Putting comfort issues aside for the moment, when I wear a taller boot height, less of my legs are showing when I’m wearing a skirt or dress with the hem at or above the knee. The result? My boots are effectively “cutting me off at the knees”, so to speak. A different and more flattering visual effect is achieved when a taller woman wears these same boots. The tops of her boots are lower in proportion to her knees which visually elongates her legs and creates a more evenly-balanced proportional image, all with the same boot height.

So far my boot circumference challenge work-around up to this point has been to pick out the stitches on the back seams of my boots with my seam ripper down about 4-6” then sewing in (or have a shoe repair craftsman sew in) some color-coordinating extra wide elastic, (horizontally) on the sides and at the base of what has then become a V-shaped opening. (see photo) Then my boots are much more comfortable to wear!

I’ve also tried wearing the so-called “wide-calf” boot varieties and found the wide-calf opening to be excessively wide, with more than an inch gap between the boot and my leg. This effect doesn’t seem particularly visually attractive and they feel too loose while consistently wanting to droop down the entire time I have them on.

It depends on the style, but I wonder if boot manufacturers will ever consider making petite-proportioned boots? Admittedly there are a lot of longer-legged petite women out there for whom this may not be such an issue, but I think boots made about 2-3 inches shorter in length/height might work well for people built like me. The length issue reminds me of what often happens to standard-sized dresses and blouses at the hip level when a petite woman tries them on and pulls the waist or shoulders up about an inch or so; everything begins to drape and fit better. It’s like Peggy Sagers of Silhouette Patterns often says, when working to achieve the best fit, always address “length first”.

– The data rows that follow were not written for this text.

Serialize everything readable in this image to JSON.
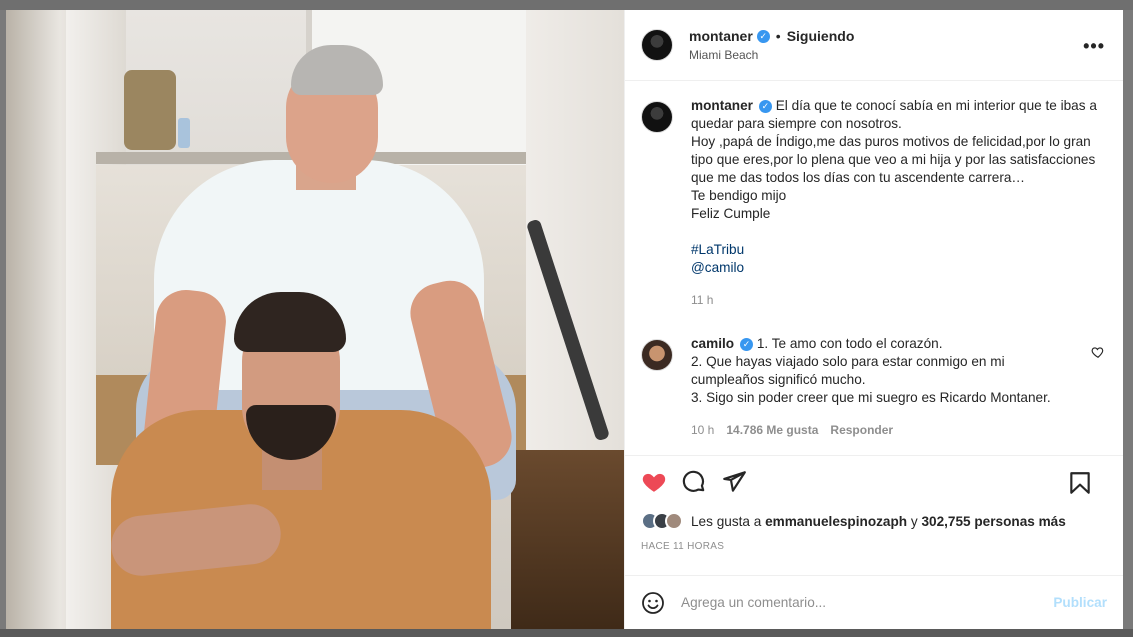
{
  "post": {
    "author": "montaner",
    "follow_status": "Siguiendo",
    "location": "Miami Beach",
    "more_label": "•••"
  },
  "caption": {
    "username": "montaner",
    "text": "El día que te conocí sabía en mi interior que te ibas a quedar para siempre con nosotros.\nHoy ,papá de Índigo,me das puros motivos de felicidad,por lo gran tipo que eres,por lo plena que veo a mi hija y por las satisfacciones que me das todos los días con tu ascendente carrera…\nTe bendigo mijo\nFeliz Cumple",
    "hashtag": "#LaTribu",
    "mention": "@camilo",
    "time": "11 h"
  },
  "comment": {
    "username": "camilo",
    "text": "1. Te amo con todo el corazón.\n2. Que hayas viajado solo para estar conmigo en mi cumpleaños significó mucho.\n3. Sigo sin poder creer que mi suegro es Ricardo Montaner.",
    "time": "10 h",
    "likes": "14.786 Me gusta",
    "reply": "Responder"
  },
  "likes": {
    "prefix": "Les gusta a",
    "user": "emmanuelespinozaph",
    "connector": "y",
    "count": "302,755 personas más"
  },
  "posted_ago": "HACE 11 HORAS",
  "add_comment": {
    "placeholder": "Agrega un comentario...",
    "publish": "Publicar"
  },
  "colors": {
    "verified": "#3897f0",
    "like_red": "#ed4956",
    "link": "#00376b",
    "publish_disabled": "#b2dffc"
  },
  "icons": [
    "verified-badge-icon",
    "more-icon",
    "heart-icon",
    "comment-icon",
    "share-icon",
    "bookmark-icon",
    "emoji-icon"
  ]
}
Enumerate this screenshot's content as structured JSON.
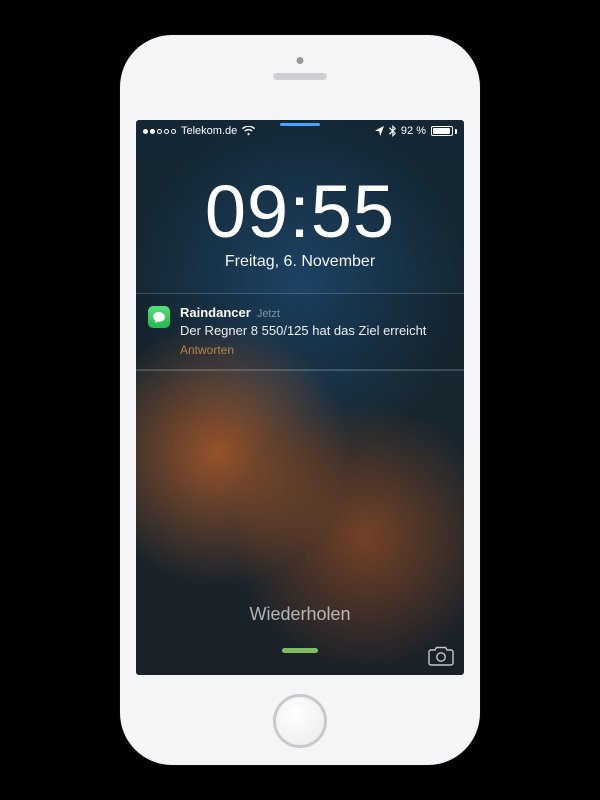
{
  "statusBar": {
    "carrier": "Telekom.de",
    "batteryPercent": "92 %"
  },
  "lockScreen": {
    "time": "09:55",
    "date": "Freitag, 6. November",
    "unlockHint": "Wiederholen"
  },
  "notification": {
    "appName": "Raindancer",
    "timeAgo": "Jetzt",
    "message": "Der Regner 8 550/125 hat das Ziel erreicht",
    "replyLabel": "Antworten"
  }
}
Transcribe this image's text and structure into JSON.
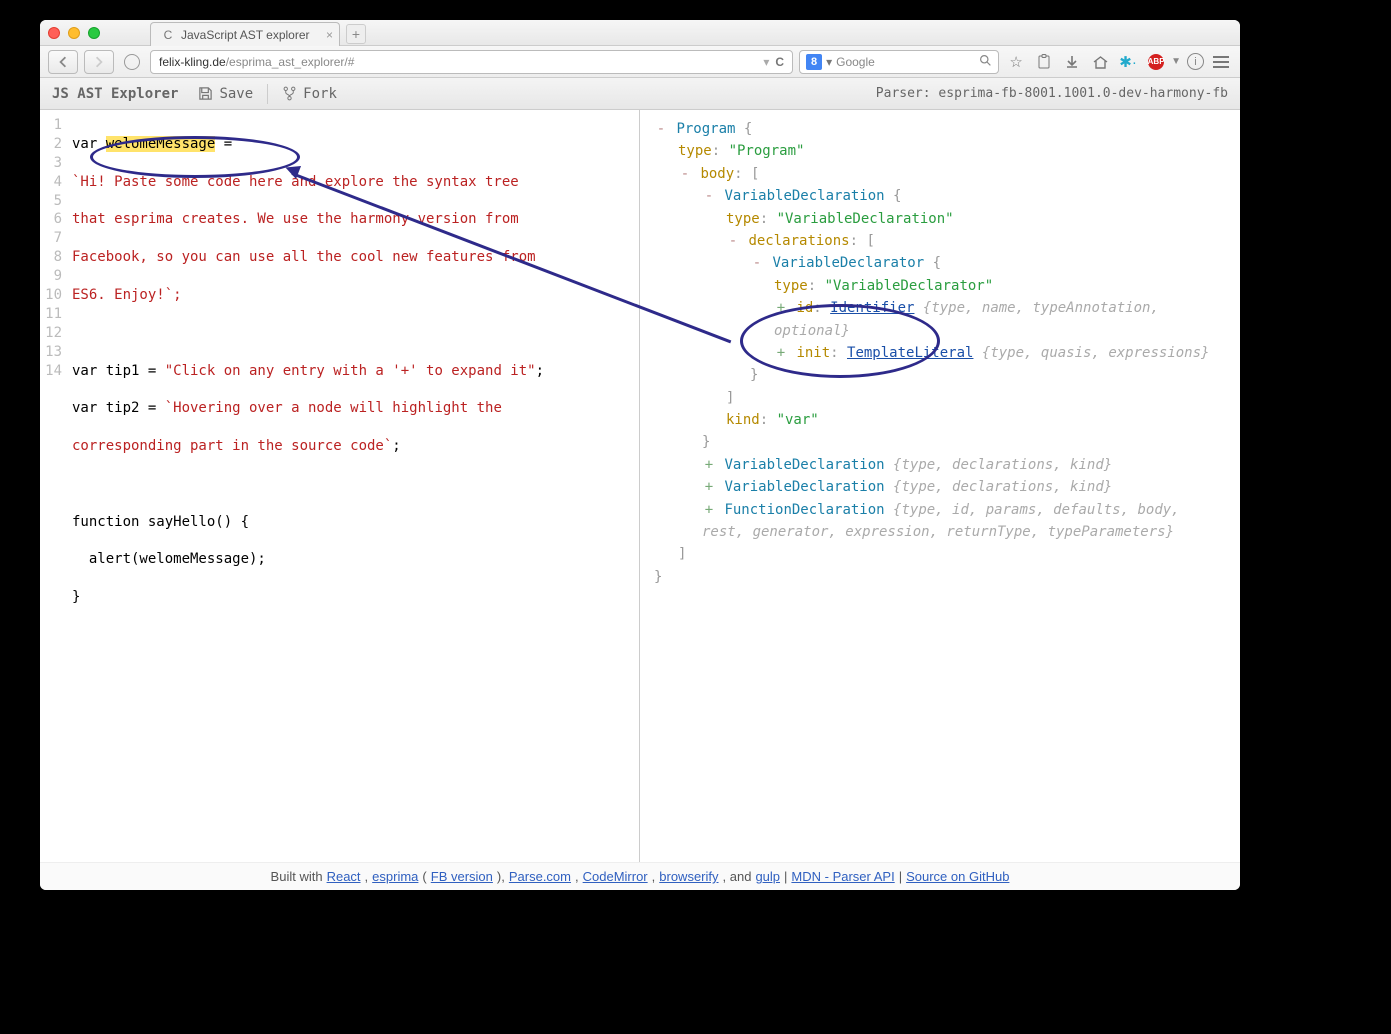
{
  "browser": {
    "tab_title": "JavaScript AST explorer",
    "url_host": "felix-kling.de",
    "url_path": "/esprima_ast_explorer/#",
    "search_placeholder": "Google"
  },
  "appbar": {
    "title": "JS AST Explorer",
    "save": "Save",
    "fork": "Fork",
    "parser": "Parser: esprima-fb-8001.1001.0-dev-harmony-fb"
  },
  "code": {
    "line_numbers": [
      "1",
      "2",
      "3",
      "4",
      "5",
      "6",
      "7",
      "8",
      "9",
      "10",
      "11",
      "12",
      "13",
      "14"
    ],
    "l1_a": "var ",
    "l1_hl": "welomeMessage",
    "l1_b": " =",
    "l2": "`Hi! Paste some code here and explore the syntax tree",
    "l3": "that esprima creates. We use the harmony version from",
    "l4": "Facebook, so you can use all the cool new features from",
    "l5": "ES6. Enjoy!`;",
    "l7a": "var tip1 = ",
    "l7b": "\"Click on any entry with a '+' to expand it\"",
    "l7c": ";",
    "l8a": "var tip2 = ",
    "l8b": "`Hovering over a node will highlight the",
    "l9": "corresponding part in the source code`",
    "l9b": ";",
    "l11": "function sayHello() {",
    "l12": "  alert(welomeMessage);",
    "l13": "}"
  },
  "ast": {
    "root": "Program",
    "type_lbl": "type",
    "type_program": "\"Program\"",
    "body_lbl": "body",
    "vd": "VariableDeclaration",
    "type_vd": "\"VariableDeclaration\"",
    "decls_lbl": "declarations",
    "vdr": "VariableDeclarator",
    "type_vdr": "\"VariableDeclarator\"",
    "id_lbl": "id",
    "identifier": "Identifier",
    "id_hint": "{type, name, typeAnnotation, optional}",
    "init_lbl": "init",
    "tmpl": "TemplateLiteral",
    "tmpl_hint": "{type, quasis, expressions}",
    "kind_lbl": "kind",
    "kind_val": "\"var\"",
    "vd_hint": "{type, declarations, kind}",
    "fd": "FunctionDeclaration",
    "fd_hint": "{type, id, params, defaults, body, rest, generator, expression, returnType, typeParameters}"
  },
  "footer": {
    "prefix": "Built with ",
    "react": "React",
    "sep1": ", ",
    "esprima": "esprima",
    "paren_l": " (",
    "fb": "FB version",
    "paren_r": "), ",
    "parse": "Parse.com",
    "sep2": ", ",
    "cm": "CodeMirror",
    "sep3": ", ",
    "browserify": "browserify",
    "and_gulp": ", and ",
    "gulp": "gulp",
    "pipe1": " | ",
    "mdn": "MDN - Parser API",
    "pipe2": " | ",
    "src": "Source on GitHub"
  }
}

Mad About Machine Embroidery

 

Even though I’ve been sewing for forty plus years, I’ve only recently started experimenting with machine embroidery. What a treasure trove of creativity this new skill set has opened up for me!

The process of justifying and ultimately purchasing a new sewing machine with embroidery capabilities was for me, a very gradual odyssey. After all, my little workhorse, Pfaff 6152 “Jeans and Satin” sewing machine, which I acquired in the late 1990s, has held up extremely well over time with NO trouble whatsoever. In addition to the many items of clothing I have made with this dependable model of efficiency, I also learned to do free-motion quilting with it and even machine-quilted two queen-size quilts with no industrial long-arm in sight.

Still, as my patient friends and husband can attest, whenever I would be in the vicinity of machine embroidery displays at Sewing Expos, State Fairs or my local sewing store, I would invariably want to stop, observe, linger and learn more about what these particular types of machines can do. What I noticed at these times was that my imagination would begin to spark, envisioning all sorts of future projects; fabric embellishment, quilting design, collars, cuffs, shirt and jacket yolk, jeans jacket panels and more.

After much research, reading reviews of various machines and trying out the top contenders out at various sewing machine stores, I finally decided on a Pfaff Creative 3.0. It’s not the top of the line, but it is definitely a higher end, professional model with excellent capabilities. I’m still in the learning stages in discovering everything it can do,  but even my first attempts are turning out remarkably well. I will post a photo of a sample I experimented with on stretch denim. I think it’s safe to say I’m hooked.

Lastly, I should say that I decided to hold on to my “Jeans and Satin” machine. I plan to use it for doing top stitching during jeans construction, or quilt piecing when my other machine I set up for another function, like embroidery!

Stretch Denim Sample